Similar to body shaming, food shaming, and the like, mental health shaming is a practice in which a person with mental health issues is blamed or disgraced for their behaviour.
According to the data released by World Health Organization, around 792 million, or 20 percent of the global population suffers from different mental health disorders, wherein 9.3 percent of males and 11.9 percent of females are affected.
Organisations across the world have been actively promoting awareness about depression, bipolar disorder, anxiety, and schizophrenia since 1949. However, people with mental illnesses are sometimes marginalised and discriminated against in various ways as a result of the prejudice that surrounds mental health.

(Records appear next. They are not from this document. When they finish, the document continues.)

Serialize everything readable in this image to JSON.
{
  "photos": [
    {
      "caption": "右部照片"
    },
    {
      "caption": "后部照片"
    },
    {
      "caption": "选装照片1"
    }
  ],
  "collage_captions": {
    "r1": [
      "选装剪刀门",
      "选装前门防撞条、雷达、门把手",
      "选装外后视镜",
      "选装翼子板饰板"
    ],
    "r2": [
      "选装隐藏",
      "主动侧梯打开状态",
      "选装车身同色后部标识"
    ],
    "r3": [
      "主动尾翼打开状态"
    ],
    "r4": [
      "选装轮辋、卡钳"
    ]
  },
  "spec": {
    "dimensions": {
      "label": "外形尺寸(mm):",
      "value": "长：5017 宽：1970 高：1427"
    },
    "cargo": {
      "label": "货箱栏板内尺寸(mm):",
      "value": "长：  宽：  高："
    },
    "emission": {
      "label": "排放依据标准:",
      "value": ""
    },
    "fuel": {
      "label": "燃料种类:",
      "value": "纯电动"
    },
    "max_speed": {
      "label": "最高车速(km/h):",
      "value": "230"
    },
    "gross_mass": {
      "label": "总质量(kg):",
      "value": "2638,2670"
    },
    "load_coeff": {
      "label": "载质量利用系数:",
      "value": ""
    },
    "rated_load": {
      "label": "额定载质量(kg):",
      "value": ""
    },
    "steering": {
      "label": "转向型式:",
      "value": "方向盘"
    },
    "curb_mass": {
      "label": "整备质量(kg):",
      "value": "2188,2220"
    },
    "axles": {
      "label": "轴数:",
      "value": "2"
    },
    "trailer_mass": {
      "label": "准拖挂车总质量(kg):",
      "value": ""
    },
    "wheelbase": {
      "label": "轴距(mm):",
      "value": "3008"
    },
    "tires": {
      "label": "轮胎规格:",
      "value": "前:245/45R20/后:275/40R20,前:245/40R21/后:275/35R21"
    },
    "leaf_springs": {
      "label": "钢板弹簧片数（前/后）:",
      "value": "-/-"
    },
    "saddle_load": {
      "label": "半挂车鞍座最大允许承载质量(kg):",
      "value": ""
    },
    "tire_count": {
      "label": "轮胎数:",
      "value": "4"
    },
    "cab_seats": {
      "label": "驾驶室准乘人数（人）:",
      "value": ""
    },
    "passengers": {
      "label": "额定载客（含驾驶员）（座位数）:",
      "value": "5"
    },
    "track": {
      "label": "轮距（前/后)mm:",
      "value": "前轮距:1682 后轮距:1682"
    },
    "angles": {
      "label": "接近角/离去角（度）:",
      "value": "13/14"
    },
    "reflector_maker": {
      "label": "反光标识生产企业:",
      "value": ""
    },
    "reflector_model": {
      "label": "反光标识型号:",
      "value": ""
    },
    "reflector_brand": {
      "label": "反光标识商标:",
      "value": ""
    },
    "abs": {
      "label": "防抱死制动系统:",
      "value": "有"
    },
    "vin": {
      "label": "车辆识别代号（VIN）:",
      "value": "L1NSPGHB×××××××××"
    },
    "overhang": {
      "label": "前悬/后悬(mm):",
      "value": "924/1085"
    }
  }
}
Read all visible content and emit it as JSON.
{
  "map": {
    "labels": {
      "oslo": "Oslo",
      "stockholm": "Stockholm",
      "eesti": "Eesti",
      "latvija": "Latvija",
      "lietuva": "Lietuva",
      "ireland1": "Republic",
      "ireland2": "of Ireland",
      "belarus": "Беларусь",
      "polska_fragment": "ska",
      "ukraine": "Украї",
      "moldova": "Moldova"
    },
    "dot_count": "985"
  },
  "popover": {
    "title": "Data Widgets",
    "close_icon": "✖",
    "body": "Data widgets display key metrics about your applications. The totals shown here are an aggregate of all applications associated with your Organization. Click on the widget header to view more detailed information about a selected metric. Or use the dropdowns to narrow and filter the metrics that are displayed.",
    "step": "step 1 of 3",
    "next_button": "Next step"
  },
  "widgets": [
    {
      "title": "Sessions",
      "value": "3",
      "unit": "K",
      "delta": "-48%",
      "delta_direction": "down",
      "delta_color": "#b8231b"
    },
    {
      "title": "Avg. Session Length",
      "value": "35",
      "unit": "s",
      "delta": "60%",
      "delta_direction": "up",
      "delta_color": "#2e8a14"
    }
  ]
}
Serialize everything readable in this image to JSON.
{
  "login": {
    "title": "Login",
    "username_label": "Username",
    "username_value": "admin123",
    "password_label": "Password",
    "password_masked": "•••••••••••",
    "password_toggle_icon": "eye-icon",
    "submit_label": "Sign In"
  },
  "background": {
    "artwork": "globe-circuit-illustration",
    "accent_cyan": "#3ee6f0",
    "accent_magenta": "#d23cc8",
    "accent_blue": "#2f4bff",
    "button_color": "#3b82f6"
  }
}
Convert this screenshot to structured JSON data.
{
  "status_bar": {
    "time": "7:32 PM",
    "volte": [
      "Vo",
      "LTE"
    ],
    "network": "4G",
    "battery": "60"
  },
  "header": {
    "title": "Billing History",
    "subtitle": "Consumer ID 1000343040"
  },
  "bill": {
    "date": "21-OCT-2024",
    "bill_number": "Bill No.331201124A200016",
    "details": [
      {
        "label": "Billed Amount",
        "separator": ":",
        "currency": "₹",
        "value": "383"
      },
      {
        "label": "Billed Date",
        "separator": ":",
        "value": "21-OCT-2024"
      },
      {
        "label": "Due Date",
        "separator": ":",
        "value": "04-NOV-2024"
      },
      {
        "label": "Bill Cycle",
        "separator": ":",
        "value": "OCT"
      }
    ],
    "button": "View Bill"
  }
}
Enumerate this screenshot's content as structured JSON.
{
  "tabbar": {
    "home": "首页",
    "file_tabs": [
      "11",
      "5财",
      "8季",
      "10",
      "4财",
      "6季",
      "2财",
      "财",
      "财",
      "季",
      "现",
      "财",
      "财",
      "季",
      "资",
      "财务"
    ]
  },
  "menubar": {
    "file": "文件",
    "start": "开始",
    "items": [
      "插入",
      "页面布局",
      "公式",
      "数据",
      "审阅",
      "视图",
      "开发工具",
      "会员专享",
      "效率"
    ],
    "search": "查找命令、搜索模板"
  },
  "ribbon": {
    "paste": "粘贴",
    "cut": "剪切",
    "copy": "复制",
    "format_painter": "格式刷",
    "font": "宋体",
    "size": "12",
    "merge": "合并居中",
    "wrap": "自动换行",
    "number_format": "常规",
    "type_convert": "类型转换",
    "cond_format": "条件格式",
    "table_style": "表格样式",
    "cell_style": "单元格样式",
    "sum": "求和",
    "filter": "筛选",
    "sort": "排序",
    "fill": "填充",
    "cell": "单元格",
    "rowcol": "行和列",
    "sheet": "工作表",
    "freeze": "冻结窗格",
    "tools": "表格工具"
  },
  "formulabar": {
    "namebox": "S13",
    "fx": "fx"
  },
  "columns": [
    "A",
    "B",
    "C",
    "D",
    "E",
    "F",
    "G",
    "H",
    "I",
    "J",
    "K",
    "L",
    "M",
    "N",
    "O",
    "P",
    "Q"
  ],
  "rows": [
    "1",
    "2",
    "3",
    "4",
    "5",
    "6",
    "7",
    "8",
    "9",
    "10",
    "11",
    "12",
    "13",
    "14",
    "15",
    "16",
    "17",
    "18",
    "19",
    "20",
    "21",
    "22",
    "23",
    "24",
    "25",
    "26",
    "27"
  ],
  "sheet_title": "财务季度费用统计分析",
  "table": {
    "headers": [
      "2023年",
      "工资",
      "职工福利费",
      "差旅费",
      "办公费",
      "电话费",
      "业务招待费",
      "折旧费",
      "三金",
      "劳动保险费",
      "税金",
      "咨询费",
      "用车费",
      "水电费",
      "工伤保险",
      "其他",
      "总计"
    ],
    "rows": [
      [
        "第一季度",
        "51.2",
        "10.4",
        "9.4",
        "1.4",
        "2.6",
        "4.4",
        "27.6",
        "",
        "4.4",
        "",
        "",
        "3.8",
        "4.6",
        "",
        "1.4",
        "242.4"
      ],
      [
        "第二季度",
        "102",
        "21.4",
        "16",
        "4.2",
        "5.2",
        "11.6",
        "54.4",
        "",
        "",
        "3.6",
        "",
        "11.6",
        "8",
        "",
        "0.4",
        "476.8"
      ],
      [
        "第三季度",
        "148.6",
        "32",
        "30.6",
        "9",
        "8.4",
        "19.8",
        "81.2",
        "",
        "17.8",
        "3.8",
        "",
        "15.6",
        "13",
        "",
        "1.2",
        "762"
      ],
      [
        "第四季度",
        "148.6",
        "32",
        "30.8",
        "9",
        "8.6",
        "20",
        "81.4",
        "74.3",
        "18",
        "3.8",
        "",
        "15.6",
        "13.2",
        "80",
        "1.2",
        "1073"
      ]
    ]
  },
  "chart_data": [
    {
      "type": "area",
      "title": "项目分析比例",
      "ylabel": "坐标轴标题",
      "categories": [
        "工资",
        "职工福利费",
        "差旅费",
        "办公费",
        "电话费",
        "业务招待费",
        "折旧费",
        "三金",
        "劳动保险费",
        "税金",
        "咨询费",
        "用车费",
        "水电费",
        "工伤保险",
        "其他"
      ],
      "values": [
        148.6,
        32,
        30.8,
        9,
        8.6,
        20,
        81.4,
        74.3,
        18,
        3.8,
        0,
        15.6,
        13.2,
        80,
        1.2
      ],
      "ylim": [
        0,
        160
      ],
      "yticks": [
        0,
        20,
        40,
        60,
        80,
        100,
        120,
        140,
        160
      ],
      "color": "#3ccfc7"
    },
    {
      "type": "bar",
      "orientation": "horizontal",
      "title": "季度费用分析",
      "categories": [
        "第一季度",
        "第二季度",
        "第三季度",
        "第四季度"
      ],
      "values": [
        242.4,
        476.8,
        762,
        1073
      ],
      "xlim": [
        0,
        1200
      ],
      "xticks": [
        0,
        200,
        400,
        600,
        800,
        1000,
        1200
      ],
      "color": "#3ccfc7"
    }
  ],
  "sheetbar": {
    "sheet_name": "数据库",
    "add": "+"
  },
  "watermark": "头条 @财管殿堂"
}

The cause of stigma is one of the major concerns of mental health discrimination. Stigma can be divided into public and self-stigma. Public stigma occurs when the general public supports a prejudice about a stigmatised group. Self-stigma occurs when a member of a stigmatised group internalises the negative views held by the general public.
In India, a community-based, cross-sectional study was conducted among 445 respondents from the Udupi district. Of the total 445 respondents, the prevalence of stigma toward mentally ill people was 74.61 percent. The prevalence of stigma was high under all four domains of the CAMI (the community attitude towards the mentally ill) scale.
Pop culture and mental health
Movies and shows are often the most influential sources of public impact, good or bad. Shutter Island (2010), and The Visit (2015) are among the most celebrated films in terms of cinematic excellence. But films like these project mental health as a problematic thing.
People suffering from mental health issues are portrayed as sinful characters and psychogenic in nature. Recent research provides evidence that watching the movie Joker (2019) is associated with an increase in prejudice toward people with mental illness.
As a result of preconceptions, people casually tend to refer to or judge the person who is suffering from mental health barriers. Categorising the individual as schizophrenic or bipolar instead of addressing them as an individual with mental trouble desensitises persons with mental health illnesses. Nearly 90 percent of the people with mental health illnesses report that bias and disgrace have an adverse upshot on their lives.
Gender, sexuality, and mental health shaming
Both men and women experience shame, although it has been postulated throughout the literature that women experience shame differently due to cultural, societal, and relational norms that are expected of women. Women may have more intense feelings of shame from the negative evaluations of themselves.
Men tend to feel guilt more often than shame due to the dimensions of perfectionism that are prescribed to men. Women describe shame deriving from the socially prescribed perfectionistic standards placed upon them that create a negative self-evaluation.
In comparison to other developed countries, India at 21 percent, has one of the lowest female participation rates in the labour force. It languishes at the bottom. On the one hand, engagement with the outside world helps to reduce mental health illnesses, but in many parts of the world, women are stigmatised both at home and at work.
Today youth belonging to queer identities come out at younger ages, and public support for LGBTQIA+ issues has increased. But why do they continue to be at high risk for mental health problems, despite growing social support?
Studies report that at the social or cultural level, the lack of support in the fabric of the many institutions that guide the lives of LGBTQIA+ youth (e.g., their schools, families, faith communities) limits their rights and protections and leaves them more vulnerable to experiences that may compromise their mental health.
Apart from the general perceptions, the concept of social stress has a strong impact on the lives of people belonging to stigmatised social categories. Therefore, as Glenn Close says, a more unashamed conversation should have been made with the individual who faces mental health challenges.
For far too long, mental illness has been regarded as something to be obscured, and the mentally ill as people to be feared, concealed, or even locked away. Today, this has changed a lot, but this idea is still generalised and our society keeps misreading mental health issues.
We must recognise that understanding each individual is critical in reducing mental health stigma and ensuring that we do not reinforce problematic generalisations and create further barriers.
Akshaya G Pillai is currently pursuing B.A English honours at Zakir Husain College, University of Delhi. She aims to pursue civil service in her future career. Reading, writing, and quizzing are her interests. She also wishes to hone her understanding by writing on intended topics such as literature, popular culture, and gender studies